Your goal
The goal is a clean copy of all the data below, with pictures dropped and everything else retyped exactly.

Provided records
_____

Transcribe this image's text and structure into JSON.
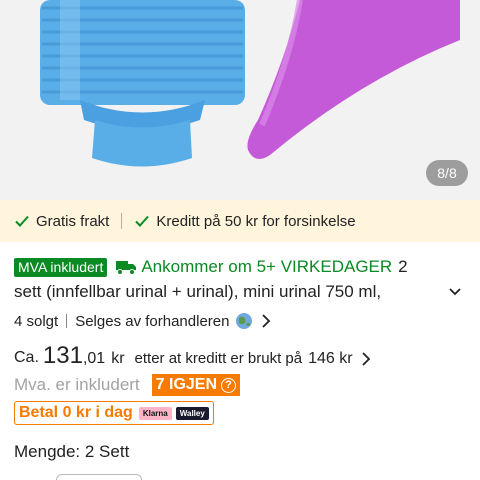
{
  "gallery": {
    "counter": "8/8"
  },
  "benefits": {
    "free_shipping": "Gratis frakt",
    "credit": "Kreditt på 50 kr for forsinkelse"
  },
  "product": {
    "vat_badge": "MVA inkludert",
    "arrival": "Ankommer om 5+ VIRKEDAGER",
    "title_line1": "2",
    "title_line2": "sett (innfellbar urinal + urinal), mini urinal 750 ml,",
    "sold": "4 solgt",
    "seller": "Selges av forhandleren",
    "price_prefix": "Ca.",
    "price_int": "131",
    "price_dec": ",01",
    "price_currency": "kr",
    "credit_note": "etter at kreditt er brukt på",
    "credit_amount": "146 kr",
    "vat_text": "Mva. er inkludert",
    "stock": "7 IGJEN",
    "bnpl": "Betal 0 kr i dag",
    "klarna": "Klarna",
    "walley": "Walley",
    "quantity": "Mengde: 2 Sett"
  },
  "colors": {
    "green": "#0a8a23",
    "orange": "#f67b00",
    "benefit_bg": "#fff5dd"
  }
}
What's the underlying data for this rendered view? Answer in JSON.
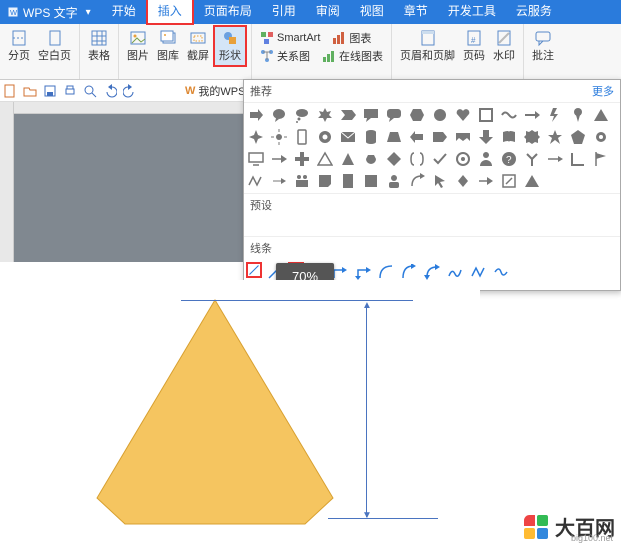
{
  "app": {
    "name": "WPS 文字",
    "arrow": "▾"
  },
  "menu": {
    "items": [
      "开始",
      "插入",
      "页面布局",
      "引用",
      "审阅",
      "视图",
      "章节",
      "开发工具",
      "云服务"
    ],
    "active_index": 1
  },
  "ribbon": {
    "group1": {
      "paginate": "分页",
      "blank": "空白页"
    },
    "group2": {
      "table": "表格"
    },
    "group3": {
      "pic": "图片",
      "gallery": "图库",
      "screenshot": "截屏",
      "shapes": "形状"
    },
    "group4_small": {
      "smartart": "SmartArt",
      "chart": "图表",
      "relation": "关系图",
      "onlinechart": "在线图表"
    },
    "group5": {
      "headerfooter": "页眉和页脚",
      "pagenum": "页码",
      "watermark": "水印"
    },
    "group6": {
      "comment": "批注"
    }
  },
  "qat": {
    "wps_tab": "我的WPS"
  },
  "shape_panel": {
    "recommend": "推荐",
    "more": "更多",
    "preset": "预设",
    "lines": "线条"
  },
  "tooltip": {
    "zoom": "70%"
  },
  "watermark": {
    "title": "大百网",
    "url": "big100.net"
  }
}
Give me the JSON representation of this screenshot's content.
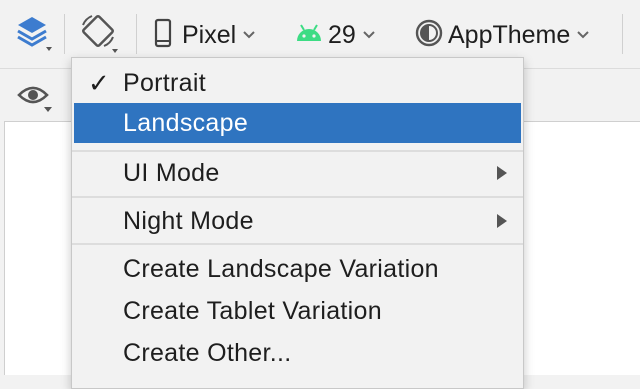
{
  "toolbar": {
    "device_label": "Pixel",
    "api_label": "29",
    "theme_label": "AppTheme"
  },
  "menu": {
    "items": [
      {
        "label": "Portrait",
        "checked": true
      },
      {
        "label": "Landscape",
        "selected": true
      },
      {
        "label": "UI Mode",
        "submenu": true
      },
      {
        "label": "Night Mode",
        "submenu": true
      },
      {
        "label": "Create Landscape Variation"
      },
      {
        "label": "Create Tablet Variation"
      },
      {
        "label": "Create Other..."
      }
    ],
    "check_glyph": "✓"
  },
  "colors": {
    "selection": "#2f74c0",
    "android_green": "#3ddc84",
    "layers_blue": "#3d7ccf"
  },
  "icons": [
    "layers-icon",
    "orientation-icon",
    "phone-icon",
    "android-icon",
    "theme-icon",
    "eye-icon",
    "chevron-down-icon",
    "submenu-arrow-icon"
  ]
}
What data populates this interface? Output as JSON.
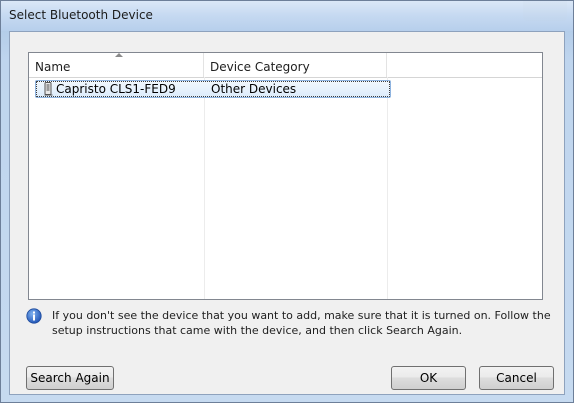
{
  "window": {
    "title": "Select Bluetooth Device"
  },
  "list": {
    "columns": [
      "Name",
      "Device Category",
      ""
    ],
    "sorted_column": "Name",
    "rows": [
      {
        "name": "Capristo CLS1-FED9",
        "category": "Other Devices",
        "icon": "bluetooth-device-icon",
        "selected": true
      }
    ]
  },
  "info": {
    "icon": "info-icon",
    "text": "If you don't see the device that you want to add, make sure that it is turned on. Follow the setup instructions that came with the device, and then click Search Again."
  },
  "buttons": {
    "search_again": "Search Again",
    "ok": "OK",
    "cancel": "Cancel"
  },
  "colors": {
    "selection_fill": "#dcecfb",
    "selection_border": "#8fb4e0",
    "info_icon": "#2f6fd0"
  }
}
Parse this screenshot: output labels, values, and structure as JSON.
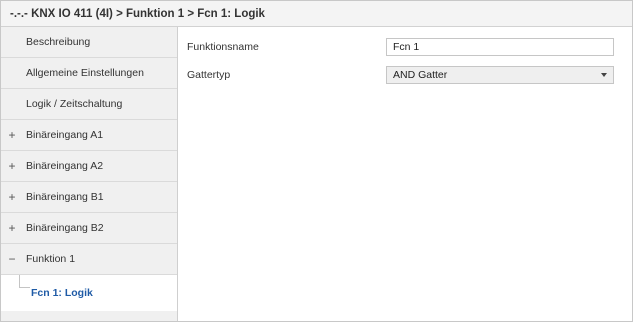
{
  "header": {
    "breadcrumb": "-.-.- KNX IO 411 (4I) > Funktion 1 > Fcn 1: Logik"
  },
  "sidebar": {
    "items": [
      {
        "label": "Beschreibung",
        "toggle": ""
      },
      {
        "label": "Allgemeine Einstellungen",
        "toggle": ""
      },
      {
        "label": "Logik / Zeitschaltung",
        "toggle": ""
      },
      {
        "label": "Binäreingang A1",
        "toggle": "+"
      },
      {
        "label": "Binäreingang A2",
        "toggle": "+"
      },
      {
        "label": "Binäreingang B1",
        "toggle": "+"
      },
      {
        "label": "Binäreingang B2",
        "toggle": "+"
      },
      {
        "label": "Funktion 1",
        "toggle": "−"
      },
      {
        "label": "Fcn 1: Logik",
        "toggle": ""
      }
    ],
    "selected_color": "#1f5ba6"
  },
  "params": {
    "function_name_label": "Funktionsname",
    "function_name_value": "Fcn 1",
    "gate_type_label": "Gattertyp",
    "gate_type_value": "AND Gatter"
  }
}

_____

Completed exercise
Transcribe this image's text and structure into JSON.
{
  "gallery": {
    "counter": "8/8"
  },
  "benefits": {
    "free_shipping": "Gratis frakt",
    "credit": "Kreditt på 50 kr for forsinkelse"
  },
  "product": {
    "vat_badge": "MVA inkludert",
    "arrival": "Ankommer om 5+ VIRKEDAGER",
    "title_line1": "2",
    "title_line2": "sett (innfellbar urinal + urinal), mini urinal 750 ml,",
    "sold": "4 solgt",
    "seller": "Selges av forhandleren",
    "price_prefix": "Ca.",
    "price_int": "131",
    "price_dec": ",01",
    "price_currency": "kr",
    "credit_note": "etter at kreditt er brukt på",
    "credit_amount": "146 kr",
    "vat_text": "Mva. er inkludert",
    "stock": "7 IGJEN",
    "bnpl": "Betal 0 kr i dag",
    "klarna": "Klarna",
    "walley": "Walley",
    "quantity": "Mengde: 2 Sett"
  },
  "colors": {
    "green": "#0a8a23",
    "orange": "#f67b00",
    "benefit_bg": "#fff5dd"
  }
}
What's the underlying data for this rendered view? Answer in JSON.
{
  "app": {
    "name": "WPS 文字",
    "arrow": "▾"
  },
  "menu": {
    "items": [
      "开始",
      "插入",
      "页面布局",
      "引用",
      "审阅",
      "视图",
      "章节",
      "开发工具",
      "云服务"
    ],
    "active_index": 1
  },
  "ribbon": {
    "group1": {
      "paginate": "分页",
      "blank": "空白页"
    },
    "group2": {
      "table": "表格"
    },
    "group3": {
      "pic": "图片",
      "gallery": "图库",
      "screenshot": "截屏",
      "shapes": "形状"
    },
    "group4_small": {
      "smartart": "SmartArt",
      "chart": "图表",
      "relation": "关系图",
      "onlinechart": "在线图表"
    },
    "group5": {
      "headerfooter": "页眉和页脚",
      "pagenum": "页码",
      "watermark": "水印"
    },
    "group6": {
      "comment": "批注"
    }
  },
  "qat": {
    "wps_tab": "我的WPS"
  },
  "shape_panel": {
    "recommend": "推荐",
    "more": "更多",
    "preset": "预设",
    "lines": "线条"
  },
  "tooltip": {
    "zoom": "70%"
  },
  "watermark": {
    "title": "大百网",
    "url": "big100.net"
  }
}
Give me the JSON representation of this screenshot's content.
{
  "toolbar": {
    "device_label": "Pixel",
    "api_label": "29",
    "theme_label": "AppTheme"
  },
  "menu": {
    "items": [
      {
        "label": "Portrait",
        "checked": true
      },
      {
        "label": "Landscape",
        "selected": true
      },
      {
        "label": "UI Mode",
        "submenu": true
      },
      {
        "label": "Night Mode",
        "submenu": true
      },
      {
        "label": "Create Landscape Variation"
      },
      {
        "label": "Create Tablet Variation"
      },
      {
        "label": "Create Other..."
      }
    ],
    "check_glyph": "✓"
  },
  "colors": {
    "selection": "#2f74c0",
    "android_green": "#3ddc84",
    "layers_blue": "#3d7ccf"
  },
  "icons": [
    "layers-icon",
    "orientation-icon",
    "phone-icon",
    "android-icon",
    "theme-icon",
    "eye-icon",
    "chevron-down-icon",
    "submenu-arrow-icon"
  ]
}
What data populates this interface? Output as JSON.
{
  "window": {
    "title": "Select Bluetooth Device"
  },
  "list": {
    "columns": [
      "Name",
      "Device Category",
      ""
    ],
    "sorted_column": "Name",
    "rows": [
      {
        "name": "Capristo CLS1-FED9",
        "category": "Other Devices",
        "icon": "bluetooth-device-icon",
        "selected": true
      }
    ]
  },
  "info": {
    "icon": "info-icon",
    "text": "If you don't see the device that you want to add, make sure that it is turned on. Follow the setup instructions that came with the device, and then click Search Again."
  },
  "buttons": {
    "search_again": "Search Again",
    "ok": "OK",
    "cancel": "Cancel"
  },
  "colors": {
    "selection_fill": "#dcecfb",
    "selection_border": "#8fb4e0",
    "info_icon": "#2f6fd0"
  }
}
Parse this screenshot: output labels, values, and structure as JSON.
{
  "header": {
    "breadcrumb": "-.-.- KNX IO 411 (4I) > Funktion 1 > Fcn 1: Logik"
  },
  "sidebar": {
    "items": [
      {
        "label": "Beschreibung",
        "toggle": ""
      },
      {
        "label": "Allgemeine Einstellungen",
        "toggle": ""
      },
      {
        "label": "Logik / Zeitschaltung",
        "toggle": ""
      },
      {
        "label": "Binäreingang A1",
        "toggle": "+"
      },
      {
        "label": "Binäreingang A2",
        "toggle": "+"
      },
      {
        "label": "Binäreingang B1",
        "toggle": "+"
      },
      {
        "label": "Binäreingang B2",
        "toggle": "+"
      },
      {
        "label": "Funktion 1",
        "toggle": "−"
      },
      {
        "label": "Fcn 1: Logik",
        "toggle": ""
      }
    ],
    "selected_color": "#1f5ba6"
  },
  "params": {
    "function_name_label": "Funktionsname",
    "function_name_value": "Fcn 1",
    "gate_type_label": "Gattertyp",
    "gate_type_value": "AND Gatter"
  }
}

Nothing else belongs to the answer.